Now, I could try and let you know exactly how much you should be eating of each a day, however, everybody is different. It’s recommended that carbohydrates make up 50-60% of your daily calories. If you are doing a lot of exercise, however, you will need more carbohydrates than a sedentary individual for example. This means it is difficult to give an estimate of what you should be eating so I’m afraid its trial and error. I can, however, give you some handy maths for when you know what carbohydrate percentage works best for you. Let’s say its 55% and lets say you’re on 2500 calories a day. Every gram of carbohydrate in 4kcal. So that would be 2500 X 0.55 (55%) = 1375. 1375 divided by 4 = 343g.

In circumstances where this results in a pretty ridiculous answer, you can always work it out based on your level of exercise. So if you’re exercising 2-4 hours per day it would be 7-8 grams of carbohydrates per kg of body weight. Very confusing and also, if you’re not tracking your macros, probably very unlikely. Basically, just eat carbohydrates! Try and make sure you’re eating more complex than simple and eat more if you’re doing lots of exercise.

That’s enough of all the complicated maths stuff. Let’s just get down to the basics. We know we need carbohydrates and lots of them but why?

What exactly do carbohydrates do?

Well, a hell of a lot really! First up, blood glucose is the only source of energy that the brain can use. Therefore if you don’t eat carbohydrates, that deadline you’ve got to meet is going to be a hell of a lot more difficult. They also contain a lot of fibre. Now you probably all know why we need fibre but if not, basically without fibre you can’t poo. Not pooing can cause no end of problems so get that fibre down you! They’re also pretty good protein protectors, saving your gains, whilst helping release energy from your fat stores. That’s right, you eat pasta you get muscles and lose weight (within reason, obviously, let’s not get daft). It also helps a lot with recovery and, you might be surprised to know, water storage. With every gram of glycogen stored within the muscles, there is 2.7ml of water. Without carbohydrates the body can’t retain this water and water, well, it’s pretty important.

So, there you have it. A quick, whistle stop tour of carbohydrates. They get a lot of stick but actually they are super important. I hope this blog as given you a bit of an insight into why. If you have anymore questions about carbohydrates please get it touch and I would be happy to help you out. Will cover protein and fats at some point in the future so make sure you follow by blog so you don’t miss it. Now, go and get yourself a slice of pizza and celebrate all that fibre and water storage and what not. 

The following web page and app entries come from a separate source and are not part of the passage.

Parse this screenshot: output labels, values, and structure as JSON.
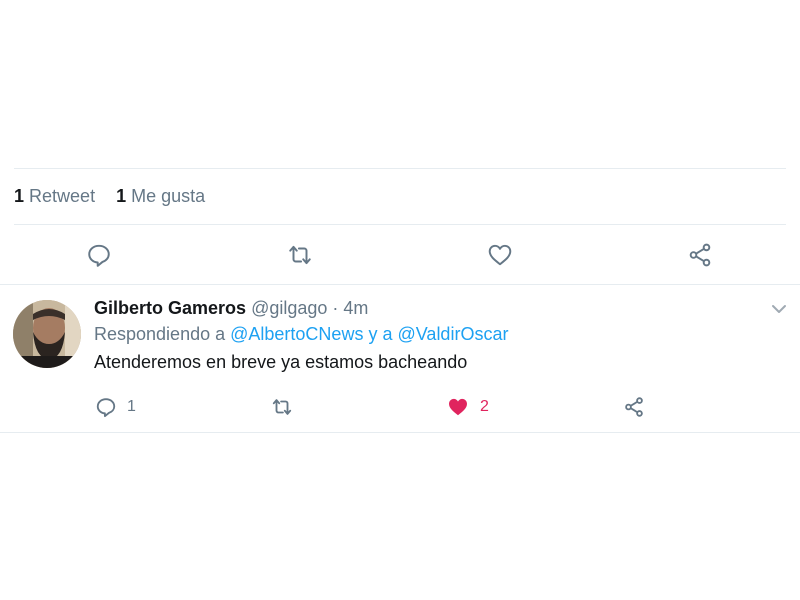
{
  "colors": {
    "icon_gray": "#657786",
    "link_blue": "#1da1f2",
    "like_red": "#e0245e",
    "divider": "#e6ecf0",
    "text_dark": "#14171a"
  },
  "main_tweet": {
    "retweet_count": "1",
    "retweet_label": "Retweet",
    "like_count": "1",
    "like_label": "Me gusta",
    "actions": {
      "reply_icon": "reply-icon",
      "retweet_icon": "retweet-icon",
      "like_icon": "heart-icon",
      "share_icon": "share-icon"
    }
  },
  "reply": {
    "display_name": "Gilberto Gameros",
    "handle": "@gilgago",
    "separator": "·",
    "time": "4m",
    "replying_prefix": "Respondiendo a",
    "mention_1": "@AlbertoCNews",
    "conjunction": "y a",
    "mention_2": "@ValdirOscar",
    "text": "Atenderemos en breve ya estamos bacheando",
    "reply_count": "1",
    "like_count": "2",
    "liked": true
  }
}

Lot of Love, Jamie x 



  1. November 5, 2017 / 4:13 pm

    Love this…well done…takes balls to say what you have said in a world taught to shovel fat down their throats to get “fit.”

    As a soft tissue specialist, movement analyst and performance coach who runs his own clinic, I commend your honesty and subject matter.

    I don’t often say this to many people and am not the type of person to usually comment. Spoken from the heart and you have my respect.

    I have a recent post you may enjoy called “I used to be a body builder, before I grew up,” it’s a 6000 word spiel, but it deals more with the clinical element of soft tissue principality, biotensegrity and psychology.

    Give it a read some time if you are ever free. If you like it, if you agree with it, then let’s work on some online ideas together? I have a platform through my clinic and I’m looking for more people’s stories to be able to share for motivation, to help others.

    If not…then take care and keep doing you!


    • November 29, 2017 / 10:50 pm

      Thanks so much! I will take a look and get back to you , it sounds really interesting.

      Jamie x

      • January 9, 2018 / 4:52 pm

        Thank you for your reply. Hope you are well. Lee

Leave a Reply